Readers' Question:

Late last night, I received the following email from a reader.

. . .as you can see by my email address I own a garage door repair business......

It has been three years now of success even in a down market... We owe this success primarily to our online marketing methods coupled with some really great closing techniques....... however we seemed to have hit a plateau ... Although we capture a lot of sales online it seems as if our traditional marketing skills are lacking .... We learned the hard way that Yellow Page ads just don't cut it any more to the tune of a $20,000 loss and have since been disabled by fear in the paid advertising arena...

Upon reading about Bestline Plumbing I wondered if their model would work for us as well...

What are your thoughts on this?
My response: (As I haven't received permission, I won't disclose the email writer's identity.)
I think Leoonard Megliola can teach you useful marketing approaches. So, much closer to your home (If the the top ranked Garage Door Service on Google is yours) , can Glen Kohlenberg of Absolute Aluminum in Florida.

(Just checked further, if you are in (a California location), you are far away from Florida, of course, but why can't I find you on Google ... are your online methods working the way they should, and have they been developed fully?)

Leonard has used flyers; Glen developed a co-op magazine, where he had affiliated businesses and suppliers pay much of his marketing costs.
Would I copy them absolutely, quickly, and without testing, however? I'm not certain. The reason is you need to find the model right based on your own experience and your style of business.

Paid advertising is indeed scary because most models require you to spend a significant amount before you know whether things are working. Leonard's flyer model is effective in his neighbourhoods, Glen's model requires a fair bit of co-ordination and may be challenging to replicate.
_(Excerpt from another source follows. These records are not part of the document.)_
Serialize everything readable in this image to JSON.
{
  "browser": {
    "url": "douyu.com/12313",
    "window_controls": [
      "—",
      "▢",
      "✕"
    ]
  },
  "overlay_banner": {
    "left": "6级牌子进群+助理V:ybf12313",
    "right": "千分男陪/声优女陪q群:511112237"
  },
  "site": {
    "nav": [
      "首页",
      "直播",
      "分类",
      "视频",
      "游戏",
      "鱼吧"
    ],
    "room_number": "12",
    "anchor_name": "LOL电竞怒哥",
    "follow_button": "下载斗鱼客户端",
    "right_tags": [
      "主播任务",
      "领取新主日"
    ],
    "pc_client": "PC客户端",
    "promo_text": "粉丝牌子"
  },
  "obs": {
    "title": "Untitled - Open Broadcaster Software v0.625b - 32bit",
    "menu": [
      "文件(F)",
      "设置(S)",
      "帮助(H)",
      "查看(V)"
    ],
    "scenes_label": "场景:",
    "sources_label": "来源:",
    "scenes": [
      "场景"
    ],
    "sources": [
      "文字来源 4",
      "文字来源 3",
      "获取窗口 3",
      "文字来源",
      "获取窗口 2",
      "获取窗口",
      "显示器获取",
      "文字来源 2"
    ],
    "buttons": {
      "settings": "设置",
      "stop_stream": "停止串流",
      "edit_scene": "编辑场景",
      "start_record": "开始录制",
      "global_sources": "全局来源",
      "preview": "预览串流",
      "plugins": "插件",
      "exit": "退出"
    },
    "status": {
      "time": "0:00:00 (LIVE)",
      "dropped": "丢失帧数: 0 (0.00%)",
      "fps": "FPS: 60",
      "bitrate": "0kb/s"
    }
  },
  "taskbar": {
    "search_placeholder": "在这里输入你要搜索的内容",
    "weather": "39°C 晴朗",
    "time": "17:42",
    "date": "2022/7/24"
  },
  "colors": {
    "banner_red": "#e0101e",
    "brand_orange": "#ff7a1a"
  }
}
How are you marketing online?
Indeed, readers of this blog can find inspiration in the marketing success of some contractors frequently referenced in these pages. They appreciate that one size doesn't fit all, and that marketing techniques and methodologies need to be tested over time, and often changed. They generally do this in a pragmatic and logical way; without completely ditching the 'old' approach, they experiment with alternative methods, and if one works, they adapt it to their systems.

This is a challenge because you need to mix enough commitment to give a marketing idea a proper trial (usually first efforts don't work so well), with enough flexibility to change -- this is why fixed annual Yellow Pages contracts are, in my opinion, deadly -- you tie your budget for one medium and, worse yet, one that is in decline! (However if you are currently using the Yellow Pages successfully, don't ditch them without forethought and confidence that you can do something better -- I would seek independent consultation on making a smaller Yellow Pages ad more effective and then allocate the money saved elsewhere, though. Don't buy what the Yellow Pages rep sells you without a great degree of caution.

(Through an unrelated Internet group I have a friend who has just taken a job as a Yellow Pages representative in Canada. It will be interesting, as time progresses, to gather insider perspectives from the Yellow Pages organization.)

You can download the Bestline Plumbing Manual by visiting the Wordpress edition of this blog at http://www.constructionmarketingideas.com, and viewing the sidebar.

1 comment:

Being the Best said...

Online marketing is now the best way (not to mention the most cost effective) to reach your audience. Sadly, many business owners who come to me for help at www.beingthebest.ca say they're online marketing is working but the reality is if you are not getting enough customers, it is not working. And 99.9% of the time that is because they do not have the knowledge or skills to develop a strategy and marketing plan. They are just throwing things out there willy-nilly.

For someone like your reader who emailed you, owning the local market is vital, and eliminating anything other than that is important. Don't waste efforts where they won't get customers.